How can a working farm balance producing food with protecting wildlife?

A visit to Ranscombe today is like stepping back in time.  Little has changed: the pattern of woods, fields and tracks being much the same as in the Medieval period. Many of the farming methods are the same too, so that wildflowers and grasses, once a common sight growing naturally among the crops, are encouraged, not weeded out.

Wartime poster encouraging ploughing fields for food production

Changes to make farming practices more efficient, particularly during and after the Second World War, caused a huge decline in wild plants and a knock on effect on wildlife. More land was ploughed up to maximise food production, arable fields became bigger as farming was increasingly mechanised, hedgerows and woodland were lost to the tractor, destroying wildlife habitats in the process. Fields were regularly sprayed to kill weeds - including wildflowers and rare grasses.

Carved bench overlooking the Medway Valley © Caroline Millar

At Ranscombe, however, the farm is deliberately managed to encourage wildlife. Wide strips left around the perimeter of the fields are full of native wildflowers. Whole fields have deliberately been uncultivated and left to revert to naturally back to chalk grassland – one of our most threatened natural habitats.  

The woodland is actively managed too. Sweet chestnut trees are planted, and every 10 years, or so, are cut down (coppiced) to create long, straight poles used for fencing and broom handles. As a result of this thinning out, bluebells and other spring flowers flourish on the woodland floor. Species once thought to be extinct, like Corncrockle, flourish here and the rare Broadleaved cudweed.


A visit to Ranscombe Reserve is a rare, and much needed, glimpse of man and nature working in harmony and a model for more sustainable farming methods.


Caroline Millar - Discovering Britain.

The birds and the bees

Ranscombe Farm and Cuxton Woods © Caroline Millar, RGS-IBG

Medway Gap - Ranscombe Farm viewpoint

Just past the M2 motorway, where a bridge carries speeding traffic over the River Medway, and a hair’s breadth from the Eurostar line to Europe, is some of the most stunning countryside in North Kent.

Ranscombe Farm Reserve is a working farm, growing wheat, barley and oilseed rape and grazing sheep and cows. But it’s also a Site of Special Scientific Interest (SSSI); a wildlife oasis, famed for its orchids, wild poppies, bluebells and populations of dormice, birds, mammals, butterflies and insects.

This viewpoint is one of 12 created in partnership with Kent Downs AONB to celebrate their 50 year anniversary in 2018.


How can a working farm balance producing food with protecting wildlife?
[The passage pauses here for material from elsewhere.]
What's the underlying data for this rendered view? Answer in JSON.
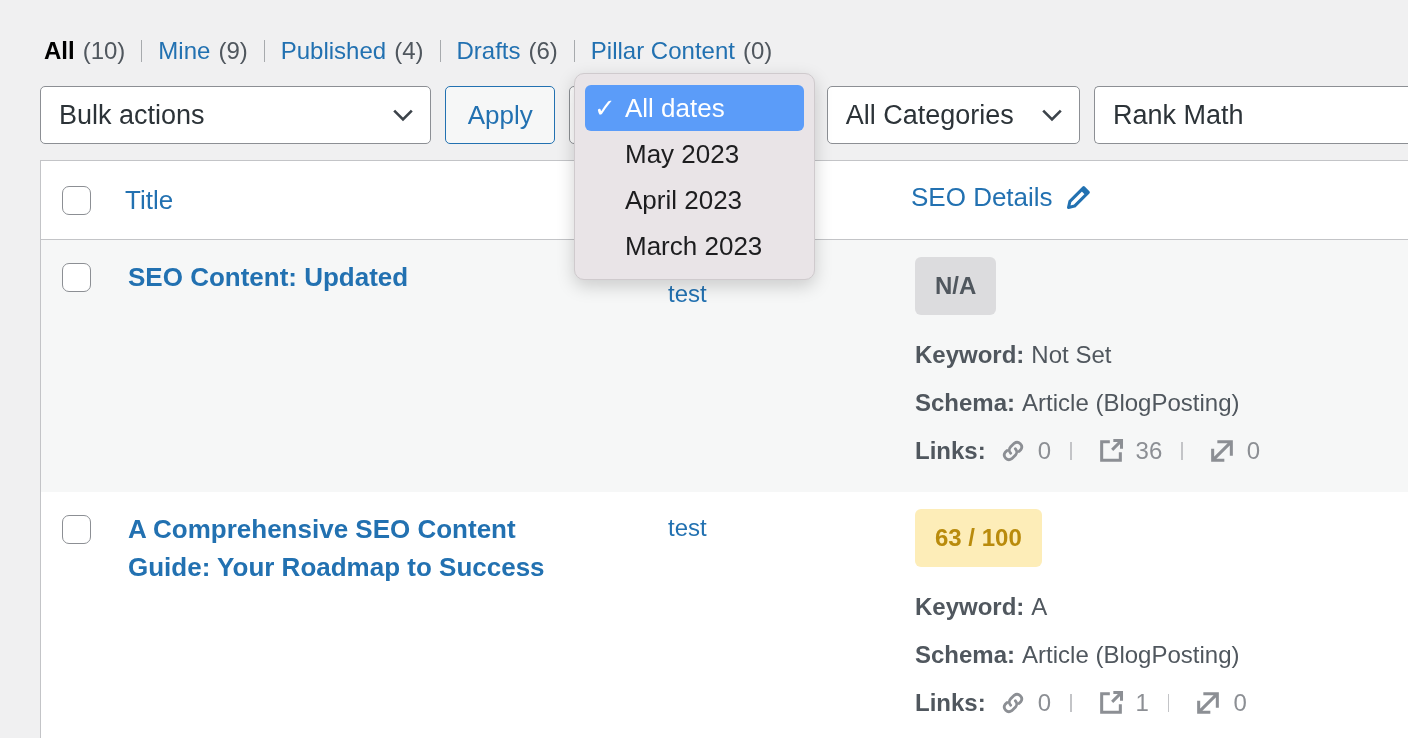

Click to reveal the answer


Ranscombe Farm Reserve, Cuxton, Kent, ME2 1LA

Grid reference:

TQ 71727 67387

Keep an eye out for:

Views of the Medway Gap - a valley carved by the snaking river Medway carving its way through the chalk downs. 

Getting there:

There is a small car-park at the main entrance on the A228 Sundridge Hill, very close to junction 2 of the M2 motorway

Find out more:



Kent Downs AONB Anniversary Year:

Ranscombe Farm Reserve is in the Kent Downs Area of Outstanding Natural Beauty

This year the AONB celebrates its 50th anniversary. Find out more and Head for the Hills

Medway Gap - Ranscombe Farm viewpoint credits

This viewpoint is one of 12 new views created in partnership with Kent Downs AONB to celebrate their 50 year anniversary in 2018. The events and activities throughout the Anniversary Year of the Kent Downs Area of Outstanding Natural Beauty are supported by Heritage Lottery Fund.  

Thanks to National Lottery players, The Heritage Lottery Fund invest money to help people across the UK explore, enjoy and protect the heritage they care about - from the archaeology under our feet to the historic parks and buildings we love, from precious memories and collections to rare wildlife.   



The Medway divides Kent in half. Born south of the river you’re a maid of Kent, north of the river, a Kentish maid!